*What you have to do:* Leaving out all images, return the entries below exactly.
★ ★ ★ ★
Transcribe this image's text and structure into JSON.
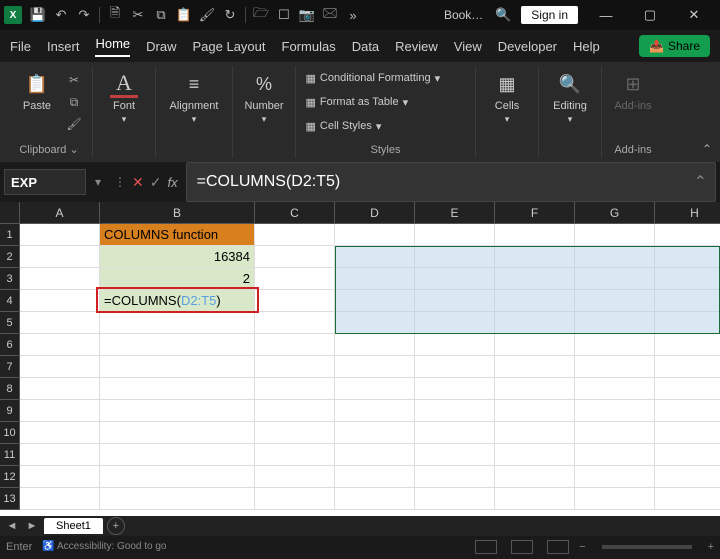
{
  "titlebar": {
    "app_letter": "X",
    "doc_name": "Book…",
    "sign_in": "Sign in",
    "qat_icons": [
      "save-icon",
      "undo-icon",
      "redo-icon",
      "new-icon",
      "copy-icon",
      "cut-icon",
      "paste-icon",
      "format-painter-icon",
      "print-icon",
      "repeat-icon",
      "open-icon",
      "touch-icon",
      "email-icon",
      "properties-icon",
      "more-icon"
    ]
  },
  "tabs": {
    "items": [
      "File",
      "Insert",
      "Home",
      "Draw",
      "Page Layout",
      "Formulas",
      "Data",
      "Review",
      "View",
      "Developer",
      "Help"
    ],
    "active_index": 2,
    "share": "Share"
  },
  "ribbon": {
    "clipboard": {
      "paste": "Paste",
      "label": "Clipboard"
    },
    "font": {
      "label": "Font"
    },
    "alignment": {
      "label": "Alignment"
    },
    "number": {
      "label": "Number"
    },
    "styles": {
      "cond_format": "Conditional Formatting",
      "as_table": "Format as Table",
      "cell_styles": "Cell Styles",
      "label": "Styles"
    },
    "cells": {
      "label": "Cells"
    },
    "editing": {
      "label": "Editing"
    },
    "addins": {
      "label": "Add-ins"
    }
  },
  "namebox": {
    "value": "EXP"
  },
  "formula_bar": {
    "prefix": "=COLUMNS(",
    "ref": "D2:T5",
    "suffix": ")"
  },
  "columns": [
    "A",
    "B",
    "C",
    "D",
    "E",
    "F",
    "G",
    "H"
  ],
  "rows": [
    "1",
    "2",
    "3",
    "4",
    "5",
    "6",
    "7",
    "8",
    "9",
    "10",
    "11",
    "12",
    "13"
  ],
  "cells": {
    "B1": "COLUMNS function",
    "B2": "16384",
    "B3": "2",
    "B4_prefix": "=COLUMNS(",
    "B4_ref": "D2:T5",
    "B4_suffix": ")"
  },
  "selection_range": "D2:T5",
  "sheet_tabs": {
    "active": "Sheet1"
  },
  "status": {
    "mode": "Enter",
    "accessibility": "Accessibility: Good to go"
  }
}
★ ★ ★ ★
*Output below:*
Transcribe this image's text and structure into JSON.
{
  "titlebar": {
    "app_letter": "X",
    "doc_name": "Book…",
    "sign_in": "Sign in",
    "qat_icons": [
      "save-icon",
      "undo-icon",
      "redo-icon",
      "new-icon",
      "copy-icon",
      "cut-icon",
      "paste-icon",
      "format-painter-icon",
      "print-icon",
      "repeat-icon",
      "open-icon",
      "touch-icon",
      "email-icon",
      "properties-icon",
      "more-icon"
    ]
  },
  "tabs": {
    "items": [
      "File",
      "Insert",
      "Home",
      "Draw",
      "Page Layout",
      "Formulas",
      "Data",
      "Review",
      "View",
      "Developer",
      "Help"
    ],
    "active_index": 2,
    "share": "Share"
  },
  "ribbon": {
    "clipboard": {
      "paste": "Paste",
      "label": "Clipboard"
    },
    "font": {
      "label": "Font"
    },
    "alignment": {
      "label": "Alignment"
    },
    "number": {
      "label": "Number"
    },
    "styles": {
      "cond_format": "Conditional Formatting",
      "as_table": "Format as Table",
      "cell_styles": "Cell Styles",
      "label": "Styles"
    },
    "cells": {
      "label": "Cells"
    },
    "editing": {
      "label": "Editing"
    },
    "addins": {
      "label": "Add-ins"
    }
  },
  "namebox": {
    "value": "EXP"
  },
  "formula_bar": {
    "prefix": "=COLUMNS(",
    "ref": "D2:T5",
    "suffix": ")"
  },
  "columns": [
    "A",
    "B",
    "C",
    "D",
    "E",
    "F",
    "G",
    "H"
  ],
  "rows": [
    "1",
    "2",
    "3",
    "4",
    "5",
    "6",
    "7",
    "8",
    "9",
    "10",
    "11",
    "12",
    "13"
  ],
  "cells": {
    "B1": "COLUMNS function",
    "B2": "16384",
    "B3": "2",
    "B4_prefix": "=COLUMNS(",
    "B4_ref": "D2:T5",
    "B4_suffix": ")"
  },
  "selection_range": "D2:T5",
  "sheet_tabs": {
    "active": "Sheet1"
  },
  "status": {
    "mode": "Enter",
    "accessibility": "Accessibility: Good to go"
  }
}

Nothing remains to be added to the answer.